If you make RC things, I could really use some help. If you don’t and can pass on, so someone who does make RC sees this, I’d also appreciate it. As a cosplayer, I can easily look up tutorials for [thing] or [similar thing] and at least get a general idea. But on the note of RC, I’m lost, even when reading RC beginners’ stuff, because its specific to building vehicles.
As a legally blind person who understands haw annoying time in hospitals can be, I’m a volunteer performer for kid’s charities and events, and I make costumes and perform in them. One of the ones I’ve made has a large robot strapped to my back (Clank from Ratchet and Clank), which I currently control via cable puppetry, and its voice is provided by a second performer talking into their cell phone from a distance away, with the receiver inside the robot’s mouth. I know there has to be a better way of doing this.
(Clank also has light up eyes, which are pretty hard to see outdoors and in the daytime. I already literally have my hands full, as Ratchet’s tail is a cable puppet that can twitch and sway- love to automate that but it’s lower on my list than remote controlling Clank’s operations)
I was hoping to make the robot head remote controlled, so the person who’s speaking for said robot could also move the mouth themselves (up and down only, or turn the head left and right. No other movements on the robot are needed- he’s pretty rooted to my back. In theory, I could also RC the arms, which are currently tucked into the sides, but the head’s a priority). I figure a two directional RC would be enough, one servo opening and closing the mouth, and the other turning the neck axis so the head can move left and right. At the absolute very least, I want the mouth movement RC so the person speaking can control it themselves.
This is basically all I know, I’m very out of my depth here. Do any of you have advice for a complete RC newbie?
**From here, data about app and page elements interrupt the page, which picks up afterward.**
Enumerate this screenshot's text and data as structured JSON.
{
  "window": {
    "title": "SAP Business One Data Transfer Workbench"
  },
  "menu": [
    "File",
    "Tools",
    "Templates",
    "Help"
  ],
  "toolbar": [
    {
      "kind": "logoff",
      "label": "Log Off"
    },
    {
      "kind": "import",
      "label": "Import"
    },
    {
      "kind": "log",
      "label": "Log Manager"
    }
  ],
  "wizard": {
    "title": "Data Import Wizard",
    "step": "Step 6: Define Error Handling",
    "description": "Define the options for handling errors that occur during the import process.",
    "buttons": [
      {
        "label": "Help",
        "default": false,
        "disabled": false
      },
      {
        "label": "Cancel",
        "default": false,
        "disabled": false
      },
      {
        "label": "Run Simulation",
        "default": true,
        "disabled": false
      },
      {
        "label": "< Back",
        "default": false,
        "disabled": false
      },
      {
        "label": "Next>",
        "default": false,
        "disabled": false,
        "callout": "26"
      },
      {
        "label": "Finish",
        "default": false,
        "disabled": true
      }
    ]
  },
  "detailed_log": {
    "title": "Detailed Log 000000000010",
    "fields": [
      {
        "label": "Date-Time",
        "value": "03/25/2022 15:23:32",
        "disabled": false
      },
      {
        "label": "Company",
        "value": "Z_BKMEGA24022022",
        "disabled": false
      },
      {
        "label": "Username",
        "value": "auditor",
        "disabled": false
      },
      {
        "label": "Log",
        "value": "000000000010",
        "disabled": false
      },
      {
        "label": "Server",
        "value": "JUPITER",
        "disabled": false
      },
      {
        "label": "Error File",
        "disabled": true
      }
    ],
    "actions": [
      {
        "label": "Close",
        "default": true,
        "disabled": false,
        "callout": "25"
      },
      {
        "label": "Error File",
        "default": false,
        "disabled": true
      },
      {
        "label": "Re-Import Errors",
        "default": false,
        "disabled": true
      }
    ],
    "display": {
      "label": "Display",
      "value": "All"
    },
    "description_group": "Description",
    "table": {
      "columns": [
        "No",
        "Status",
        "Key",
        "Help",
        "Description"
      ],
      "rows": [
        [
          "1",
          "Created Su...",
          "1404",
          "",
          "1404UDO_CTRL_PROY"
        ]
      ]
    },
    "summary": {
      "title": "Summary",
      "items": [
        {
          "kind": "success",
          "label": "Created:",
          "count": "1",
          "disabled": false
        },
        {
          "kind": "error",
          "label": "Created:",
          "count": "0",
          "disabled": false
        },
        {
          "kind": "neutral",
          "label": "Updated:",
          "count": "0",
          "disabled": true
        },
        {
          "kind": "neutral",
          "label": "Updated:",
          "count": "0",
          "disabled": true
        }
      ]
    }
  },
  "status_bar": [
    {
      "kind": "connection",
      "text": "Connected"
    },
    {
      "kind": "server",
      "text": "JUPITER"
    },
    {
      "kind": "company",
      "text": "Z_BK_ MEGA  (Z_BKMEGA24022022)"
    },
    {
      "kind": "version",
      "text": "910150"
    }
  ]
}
Photos are below of the puppet (with the eye plates removed) so you can see where the current support beams are inside him- running horizontally directly through the head is one beam that when turned clockwise or counter opens and closes the mouth. Another PVC beam runs from the top of the head all the way through the robot, and when it is rotated clockwise or counter, the head moves left and right. The beams meet in the center of the head, barely touch, but the friction is not enough to affect the movements of each of the other PVC pipes.
Here you can see the cross beams. The vertical PVC pipe is made up of two sections that interlock- the top section is the neck up to the head and can turn freely inside the socket of the second PVC pipe that is affixed in place running down the center of the body all the way through supporting the neck and head. Currently, the neck pops off so that I can store the neck/head separately for transport, or remove the head at convention panels so I don’t block people sitting behind me like a jerk.
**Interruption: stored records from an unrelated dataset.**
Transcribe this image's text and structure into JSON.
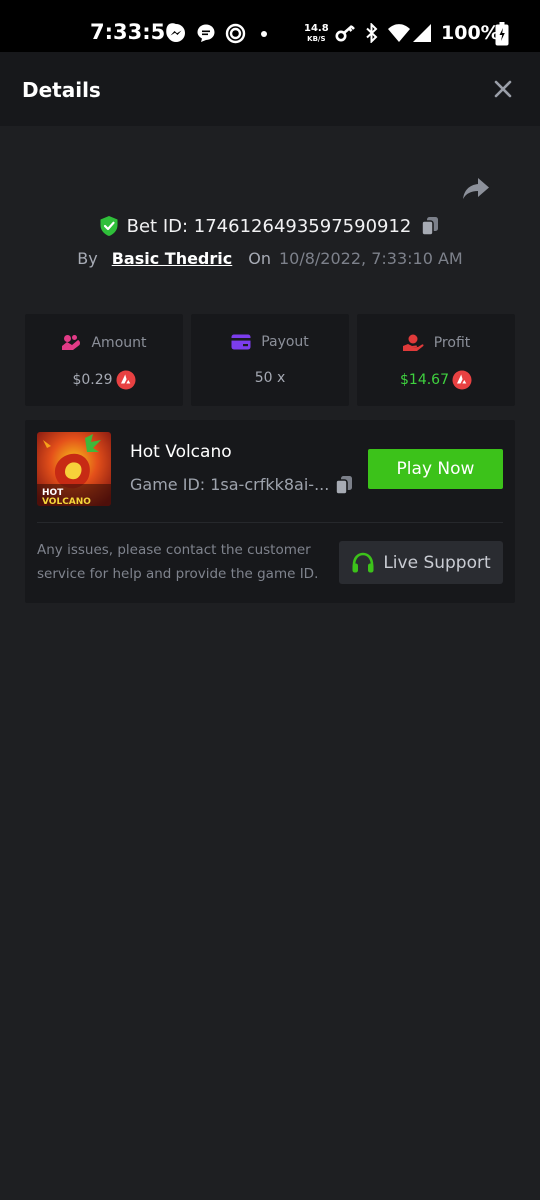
{
  "status_bar": {
    "time": "7:33:50",
    "net_speed_value": "14.8",
    "net_speed_unit": "KB/S",
    "battery": "100%",
    "icons": [
      "messenger-icon",
      "chat-icon",
      "app-icon",
      "dot-icon",
      "key-icon",
      "bluetooth-icon",
      "wifi-icon",
      "signal-icon",
      "battery-icon"
    ]
  },
  "header": {
    "title": "Details",
    "close_icon": "close-icon"
  },
  "bet": {
    "label": "Bet ID: 1746126493597590912",
    "by_label": "By",
    "user": "Basic Thedric",
    "on_label": "On",
    "date": "10/8/2022, 7:33:10 AM"
  },
  "stats": {
    "amount": {
      "label": "Amount",
      "value": "$0.29",
      "icon": "amount-icon",
      "color": "#e23b87"
    },
    "payout": {
      "label": "Payout",
      "value": "50 x",
      "icon": "card-icon",
      "color": "#7c3ded"
    },
    "profit": {
      "label": "Profit",
      "value": "$14.67",
      "icon": "profit-icon",
      "color": "#e03a3a"
    }
  },
  "game": {
    "name": "Hot Volcano",
    "id_text": "Game ID: 1sa-crfkk8ai-...",
    "thumb_title_line1": "HOT",
    "thumb_title_line2": "VOLCANO",
    "play_label": "Play Now",
    "help_text": "Any issues, please contact the customer service for help and provide the game ID.",
    "support_label": "Live Support"
  },
  "colors": {
    "accent_green": "#3cc21a",
    "profit_green": "#3fd13f",
    "coin_red": "#e84142",
    "background": "#1e1f22",
    "card": "#17181b"
  }
}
Here’s a quick sketch since it may be hard to see (heheh, as I’m blind, see, sorry, bad jokes!)
And here’s how the moth currently works. I have to move it manually via cables, and its not easy.
The mouthpiece itself is a lightweight piece of yoga mat barge-cemented to the central pole on each side and moves up and down when the pole is rotated
I do have power tools, and can drill and soldier.